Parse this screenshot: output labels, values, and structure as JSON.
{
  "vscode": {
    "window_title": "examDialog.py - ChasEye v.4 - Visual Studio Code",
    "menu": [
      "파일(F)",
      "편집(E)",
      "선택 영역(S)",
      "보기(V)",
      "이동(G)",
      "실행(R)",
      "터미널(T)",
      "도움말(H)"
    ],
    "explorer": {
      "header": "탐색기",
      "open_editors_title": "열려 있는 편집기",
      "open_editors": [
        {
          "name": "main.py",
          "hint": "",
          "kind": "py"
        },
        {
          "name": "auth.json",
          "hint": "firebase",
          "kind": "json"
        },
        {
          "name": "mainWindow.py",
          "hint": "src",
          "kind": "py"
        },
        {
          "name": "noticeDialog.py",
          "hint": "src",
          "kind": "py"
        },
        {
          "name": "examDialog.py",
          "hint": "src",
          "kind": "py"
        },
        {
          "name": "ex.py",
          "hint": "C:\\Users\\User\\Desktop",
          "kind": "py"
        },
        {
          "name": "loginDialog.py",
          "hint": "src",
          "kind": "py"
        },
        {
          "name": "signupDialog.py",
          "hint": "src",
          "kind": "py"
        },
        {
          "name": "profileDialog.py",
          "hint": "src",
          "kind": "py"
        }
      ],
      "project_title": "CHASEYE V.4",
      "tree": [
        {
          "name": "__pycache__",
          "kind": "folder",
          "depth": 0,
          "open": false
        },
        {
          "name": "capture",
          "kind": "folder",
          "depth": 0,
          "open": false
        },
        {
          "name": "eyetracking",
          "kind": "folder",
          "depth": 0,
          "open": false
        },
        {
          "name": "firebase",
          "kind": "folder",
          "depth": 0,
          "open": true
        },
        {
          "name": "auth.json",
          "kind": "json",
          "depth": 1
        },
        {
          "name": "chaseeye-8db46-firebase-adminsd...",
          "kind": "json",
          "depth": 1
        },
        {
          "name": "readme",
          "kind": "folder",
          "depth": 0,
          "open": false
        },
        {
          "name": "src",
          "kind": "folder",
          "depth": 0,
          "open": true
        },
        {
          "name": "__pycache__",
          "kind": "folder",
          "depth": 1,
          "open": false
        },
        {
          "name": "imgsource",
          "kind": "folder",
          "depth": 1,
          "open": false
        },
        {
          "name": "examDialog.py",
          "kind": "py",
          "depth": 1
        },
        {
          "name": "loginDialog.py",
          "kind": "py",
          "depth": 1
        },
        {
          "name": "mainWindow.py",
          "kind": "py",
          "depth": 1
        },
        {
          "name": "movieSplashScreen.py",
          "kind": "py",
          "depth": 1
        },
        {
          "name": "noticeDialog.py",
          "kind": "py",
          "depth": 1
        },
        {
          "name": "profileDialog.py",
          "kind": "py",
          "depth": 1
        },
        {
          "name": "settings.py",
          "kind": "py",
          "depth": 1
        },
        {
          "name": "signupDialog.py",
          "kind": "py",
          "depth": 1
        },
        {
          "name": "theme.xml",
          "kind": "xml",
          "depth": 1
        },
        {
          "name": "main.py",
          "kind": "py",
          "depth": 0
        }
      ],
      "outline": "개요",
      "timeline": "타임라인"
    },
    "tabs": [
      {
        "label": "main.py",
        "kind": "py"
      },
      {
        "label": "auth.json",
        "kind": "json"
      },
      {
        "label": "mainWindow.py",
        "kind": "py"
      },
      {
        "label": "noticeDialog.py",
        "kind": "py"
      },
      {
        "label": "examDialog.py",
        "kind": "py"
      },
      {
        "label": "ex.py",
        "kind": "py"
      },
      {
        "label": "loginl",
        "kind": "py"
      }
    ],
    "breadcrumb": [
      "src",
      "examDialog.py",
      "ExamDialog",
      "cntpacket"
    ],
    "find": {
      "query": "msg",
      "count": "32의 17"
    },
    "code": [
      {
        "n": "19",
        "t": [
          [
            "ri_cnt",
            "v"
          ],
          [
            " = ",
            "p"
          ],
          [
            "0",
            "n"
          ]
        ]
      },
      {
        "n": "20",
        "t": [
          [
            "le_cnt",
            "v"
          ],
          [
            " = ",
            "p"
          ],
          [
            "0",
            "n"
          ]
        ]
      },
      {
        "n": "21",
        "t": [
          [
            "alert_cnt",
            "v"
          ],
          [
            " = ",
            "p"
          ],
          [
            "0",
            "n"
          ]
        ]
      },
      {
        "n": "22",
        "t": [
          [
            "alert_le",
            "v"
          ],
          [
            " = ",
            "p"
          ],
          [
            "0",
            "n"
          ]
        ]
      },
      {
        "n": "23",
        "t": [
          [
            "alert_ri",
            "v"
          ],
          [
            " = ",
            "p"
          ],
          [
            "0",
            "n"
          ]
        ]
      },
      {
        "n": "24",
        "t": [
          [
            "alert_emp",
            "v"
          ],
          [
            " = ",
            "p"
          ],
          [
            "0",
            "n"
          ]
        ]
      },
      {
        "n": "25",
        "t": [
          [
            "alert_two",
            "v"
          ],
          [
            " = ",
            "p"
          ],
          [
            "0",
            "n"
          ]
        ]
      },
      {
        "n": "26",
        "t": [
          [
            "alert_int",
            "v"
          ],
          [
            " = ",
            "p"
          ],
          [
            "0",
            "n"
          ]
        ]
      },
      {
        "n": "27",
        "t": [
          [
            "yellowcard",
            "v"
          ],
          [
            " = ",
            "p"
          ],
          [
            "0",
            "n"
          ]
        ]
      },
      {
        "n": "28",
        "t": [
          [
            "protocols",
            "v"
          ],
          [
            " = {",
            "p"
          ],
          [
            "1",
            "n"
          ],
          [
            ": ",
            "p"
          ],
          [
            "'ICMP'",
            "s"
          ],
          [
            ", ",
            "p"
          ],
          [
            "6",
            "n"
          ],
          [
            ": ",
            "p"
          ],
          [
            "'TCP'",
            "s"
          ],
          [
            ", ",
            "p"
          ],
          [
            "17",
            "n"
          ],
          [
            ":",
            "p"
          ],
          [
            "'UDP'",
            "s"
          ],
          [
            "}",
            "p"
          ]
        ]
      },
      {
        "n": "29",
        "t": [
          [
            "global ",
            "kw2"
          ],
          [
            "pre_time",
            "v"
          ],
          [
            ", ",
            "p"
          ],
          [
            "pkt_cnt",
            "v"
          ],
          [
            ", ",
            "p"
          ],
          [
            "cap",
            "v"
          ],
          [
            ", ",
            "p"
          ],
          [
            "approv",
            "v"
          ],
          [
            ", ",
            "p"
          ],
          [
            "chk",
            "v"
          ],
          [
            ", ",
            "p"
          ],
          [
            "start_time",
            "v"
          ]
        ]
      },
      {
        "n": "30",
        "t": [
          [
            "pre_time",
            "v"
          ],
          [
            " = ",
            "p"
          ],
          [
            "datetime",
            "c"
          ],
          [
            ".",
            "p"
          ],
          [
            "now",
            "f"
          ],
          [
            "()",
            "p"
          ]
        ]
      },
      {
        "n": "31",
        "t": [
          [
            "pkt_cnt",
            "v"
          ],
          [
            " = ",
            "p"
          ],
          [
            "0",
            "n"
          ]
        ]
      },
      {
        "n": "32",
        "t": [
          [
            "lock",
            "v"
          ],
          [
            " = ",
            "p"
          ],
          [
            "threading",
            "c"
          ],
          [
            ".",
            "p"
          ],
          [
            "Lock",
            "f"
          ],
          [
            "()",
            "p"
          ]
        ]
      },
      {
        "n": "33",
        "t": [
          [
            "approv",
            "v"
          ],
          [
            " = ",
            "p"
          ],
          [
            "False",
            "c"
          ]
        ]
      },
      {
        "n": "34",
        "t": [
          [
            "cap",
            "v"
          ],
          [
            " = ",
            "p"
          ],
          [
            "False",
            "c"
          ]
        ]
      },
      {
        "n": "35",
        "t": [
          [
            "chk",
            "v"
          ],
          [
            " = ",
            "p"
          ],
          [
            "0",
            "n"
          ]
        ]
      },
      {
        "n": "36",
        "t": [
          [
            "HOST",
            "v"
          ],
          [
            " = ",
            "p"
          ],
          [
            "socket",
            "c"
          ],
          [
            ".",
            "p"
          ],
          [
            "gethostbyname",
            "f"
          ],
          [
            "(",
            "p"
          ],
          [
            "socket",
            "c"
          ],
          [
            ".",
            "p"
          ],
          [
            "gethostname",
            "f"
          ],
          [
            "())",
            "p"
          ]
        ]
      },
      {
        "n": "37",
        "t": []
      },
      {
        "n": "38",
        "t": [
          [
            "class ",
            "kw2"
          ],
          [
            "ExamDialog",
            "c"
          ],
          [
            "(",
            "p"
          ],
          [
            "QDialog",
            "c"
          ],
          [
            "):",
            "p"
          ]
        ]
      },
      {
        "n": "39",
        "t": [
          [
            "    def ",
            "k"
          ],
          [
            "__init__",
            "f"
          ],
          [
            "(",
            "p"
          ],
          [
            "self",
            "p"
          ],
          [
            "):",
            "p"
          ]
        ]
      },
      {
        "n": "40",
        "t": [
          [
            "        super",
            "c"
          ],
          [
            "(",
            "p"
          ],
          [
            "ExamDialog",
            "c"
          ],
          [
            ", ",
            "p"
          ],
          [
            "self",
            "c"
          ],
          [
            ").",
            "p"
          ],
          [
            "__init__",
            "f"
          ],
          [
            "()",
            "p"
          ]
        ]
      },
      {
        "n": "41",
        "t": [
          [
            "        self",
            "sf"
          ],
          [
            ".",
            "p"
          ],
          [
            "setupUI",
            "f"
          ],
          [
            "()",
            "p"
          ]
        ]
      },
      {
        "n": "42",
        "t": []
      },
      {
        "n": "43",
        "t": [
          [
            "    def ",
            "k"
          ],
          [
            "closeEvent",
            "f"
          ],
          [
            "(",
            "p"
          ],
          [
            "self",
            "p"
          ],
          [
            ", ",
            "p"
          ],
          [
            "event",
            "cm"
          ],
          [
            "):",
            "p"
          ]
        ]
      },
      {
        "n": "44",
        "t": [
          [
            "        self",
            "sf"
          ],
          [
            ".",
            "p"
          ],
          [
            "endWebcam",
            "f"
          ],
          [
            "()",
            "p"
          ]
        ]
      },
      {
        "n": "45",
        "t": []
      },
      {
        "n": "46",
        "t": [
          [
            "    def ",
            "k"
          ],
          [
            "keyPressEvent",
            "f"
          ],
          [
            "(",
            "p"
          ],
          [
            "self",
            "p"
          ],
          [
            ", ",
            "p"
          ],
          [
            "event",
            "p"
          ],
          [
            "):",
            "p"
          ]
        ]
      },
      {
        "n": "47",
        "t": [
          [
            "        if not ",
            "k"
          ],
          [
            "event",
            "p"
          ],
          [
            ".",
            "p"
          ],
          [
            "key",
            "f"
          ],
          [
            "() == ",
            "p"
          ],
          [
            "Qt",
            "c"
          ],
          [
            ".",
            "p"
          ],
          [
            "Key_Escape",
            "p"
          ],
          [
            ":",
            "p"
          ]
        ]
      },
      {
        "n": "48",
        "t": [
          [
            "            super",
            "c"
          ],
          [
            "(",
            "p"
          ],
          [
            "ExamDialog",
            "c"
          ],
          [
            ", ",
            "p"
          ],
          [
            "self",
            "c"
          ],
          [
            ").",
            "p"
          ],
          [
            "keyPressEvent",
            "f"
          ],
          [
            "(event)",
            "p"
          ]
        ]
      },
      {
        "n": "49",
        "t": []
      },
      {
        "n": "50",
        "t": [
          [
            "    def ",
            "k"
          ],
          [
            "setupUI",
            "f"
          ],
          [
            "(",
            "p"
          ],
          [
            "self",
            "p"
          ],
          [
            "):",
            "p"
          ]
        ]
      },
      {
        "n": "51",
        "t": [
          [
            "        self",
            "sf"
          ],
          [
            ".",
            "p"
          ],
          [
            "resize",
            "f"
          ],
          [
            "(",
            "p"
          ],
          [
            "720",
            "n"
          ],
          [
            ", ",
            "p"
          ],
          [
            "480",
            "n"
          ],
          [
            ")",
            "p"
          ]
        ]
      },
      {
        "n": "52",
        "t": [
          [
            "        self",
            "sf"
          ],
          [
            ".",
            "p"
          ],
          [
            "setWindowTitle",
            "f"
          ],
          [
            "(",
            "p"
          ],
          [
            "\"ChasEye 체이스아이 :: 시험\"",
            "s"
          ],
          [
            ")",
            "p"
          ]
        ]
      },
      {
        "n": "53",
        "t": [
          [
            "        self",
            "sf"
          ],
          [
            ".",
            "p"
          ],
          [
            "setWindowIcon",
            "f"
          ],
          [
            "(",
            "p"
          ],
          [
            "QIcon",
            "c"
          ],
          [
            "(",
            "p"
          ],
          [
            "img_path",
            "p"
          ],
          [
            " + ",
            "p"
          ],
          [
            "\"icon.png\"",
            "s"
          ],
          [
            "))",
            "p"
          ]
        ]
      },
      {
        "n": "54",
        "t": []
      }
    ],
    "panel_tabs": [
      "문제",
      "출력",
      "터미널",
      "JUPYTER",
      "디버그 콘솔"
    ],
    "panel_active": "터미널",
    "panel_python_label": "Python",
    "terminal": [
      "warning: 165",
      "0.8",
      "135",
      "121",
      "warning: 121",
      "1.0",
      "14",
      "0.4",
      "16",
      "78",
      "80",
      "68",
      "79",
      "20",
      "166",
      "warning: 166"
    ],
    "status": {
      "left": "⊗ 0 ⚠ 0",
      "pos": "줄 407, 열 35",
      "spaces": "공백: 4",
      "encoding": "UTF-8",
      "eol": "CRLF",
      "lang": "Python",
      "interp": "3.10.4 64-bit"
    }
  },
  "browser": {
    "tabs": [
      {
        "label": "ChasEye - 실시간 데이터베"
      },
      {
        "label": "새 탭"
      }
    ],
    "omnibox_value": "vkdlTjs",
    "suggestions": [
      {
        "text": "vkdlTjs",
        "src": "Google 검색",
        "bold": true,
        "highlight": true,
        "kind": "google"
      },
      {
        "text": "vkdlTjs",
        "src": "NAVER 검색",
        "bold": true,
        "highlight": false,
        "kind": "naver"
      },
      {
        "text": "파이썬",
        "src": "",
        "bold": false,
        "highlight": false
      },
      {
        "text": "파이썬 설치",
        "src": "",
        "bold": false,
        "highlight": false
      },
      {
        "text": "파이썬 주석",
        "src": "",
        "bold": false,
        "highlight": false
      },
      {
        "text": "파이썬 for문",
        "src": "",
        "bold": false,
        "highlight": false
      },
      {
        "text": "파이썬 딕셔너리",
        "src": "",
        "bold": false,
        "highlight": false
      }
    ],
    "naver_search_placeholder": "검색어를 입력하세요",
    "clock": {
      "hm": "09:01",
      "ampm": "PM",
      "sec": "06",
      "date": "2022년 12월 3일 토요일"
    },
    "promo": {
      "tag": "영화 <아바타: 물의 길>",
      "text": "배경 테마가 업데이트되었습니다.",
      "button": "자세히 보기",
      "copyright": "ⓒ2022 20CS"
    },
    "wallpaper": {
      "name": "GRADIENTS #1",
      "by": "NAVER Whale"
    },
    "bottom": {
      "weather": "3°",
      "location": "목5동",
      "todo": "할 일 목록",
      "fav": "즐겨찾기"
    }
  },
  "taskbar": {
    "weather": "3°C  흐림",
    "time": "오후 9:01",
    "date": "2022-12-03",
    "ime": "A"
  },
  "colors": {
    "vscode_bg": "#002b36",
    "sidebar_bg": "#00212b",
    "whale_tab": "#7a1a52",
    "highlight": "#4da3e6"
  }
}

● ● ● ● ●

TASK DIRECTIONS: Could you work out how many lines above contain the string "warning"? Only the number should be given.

EXERCISE RESULT: 3